Directions ::
All lines in the records that carry the string "JSON" are to be shown.

(Records excerpted from a collection)
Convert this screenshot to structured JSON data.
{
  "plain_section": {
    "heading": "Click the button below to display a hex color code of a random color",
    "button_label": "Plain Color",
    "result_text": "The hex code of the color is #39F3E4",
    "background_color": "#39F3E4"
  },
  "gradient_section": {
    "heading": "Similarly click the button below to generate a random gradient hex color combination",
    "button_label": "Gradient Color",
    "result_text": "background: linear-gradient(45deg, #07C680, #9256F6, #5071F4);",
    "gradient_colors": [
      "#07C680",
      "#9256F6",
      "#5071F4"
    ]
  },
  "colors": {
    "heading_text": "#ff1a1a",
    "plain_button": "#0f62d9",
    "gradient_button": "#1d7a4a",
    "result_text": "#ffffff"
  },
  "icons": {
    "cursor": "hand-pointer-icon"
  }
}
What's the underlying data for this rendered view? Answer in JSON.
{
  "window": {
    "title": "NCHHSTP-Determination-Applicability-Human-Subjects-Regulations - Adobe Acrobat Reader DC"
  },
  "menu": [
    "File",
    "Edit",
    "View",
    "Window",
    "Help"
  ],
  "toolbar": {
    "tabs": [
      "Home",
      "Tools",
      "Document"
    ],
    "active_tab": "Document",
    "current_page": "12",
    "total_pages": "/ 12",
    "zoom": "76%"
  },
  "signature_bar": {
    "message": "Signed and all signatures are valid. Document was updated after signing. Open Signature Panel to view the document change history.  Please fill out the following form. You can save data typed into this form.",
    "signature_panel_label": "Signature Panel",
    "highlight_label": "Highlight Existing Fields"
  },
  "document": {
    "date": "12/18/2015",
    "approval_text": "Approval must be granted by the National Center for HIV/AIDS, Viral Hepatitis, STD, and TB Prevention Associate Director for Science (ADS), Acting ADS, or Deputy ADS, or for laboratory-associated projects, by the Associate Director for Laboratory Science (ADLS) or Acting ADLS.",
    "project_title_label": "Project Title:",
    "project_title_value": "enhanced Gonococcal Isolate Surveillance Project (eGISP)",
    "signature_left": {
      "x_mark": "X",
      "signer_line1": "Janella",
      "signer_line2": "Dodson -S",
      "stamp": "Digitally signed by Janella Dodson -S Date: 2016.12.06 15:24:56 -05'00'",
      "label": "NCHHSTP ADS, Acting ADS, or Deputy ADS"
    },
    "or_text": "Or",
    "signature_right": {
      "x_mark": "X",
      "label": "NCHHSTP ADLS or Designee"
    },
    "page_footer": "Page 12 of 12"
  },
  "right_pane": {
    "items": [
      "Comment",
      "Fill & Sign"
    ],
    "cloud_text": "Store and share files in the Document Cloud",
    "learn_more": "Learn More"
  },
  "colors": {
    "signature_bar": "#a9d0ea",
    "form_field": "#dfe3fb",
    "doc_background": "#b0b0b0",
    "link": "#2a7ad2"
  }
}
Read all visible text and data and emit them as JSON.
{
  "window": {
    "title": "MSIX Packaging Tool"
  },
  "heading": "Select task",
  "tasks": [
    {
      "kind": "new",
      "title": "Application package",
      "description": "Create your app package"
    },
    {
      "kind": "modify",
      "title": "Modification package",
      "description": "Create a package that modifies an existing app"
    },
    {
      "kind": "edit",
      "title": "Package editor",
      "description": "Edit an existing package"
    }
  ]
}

Answer for this exercise ::
Convert this screenshot to structured JSON data.
What's the underlying data for this rendered view? Answer in JSON.
Read all visible text and data and emit them as JSON.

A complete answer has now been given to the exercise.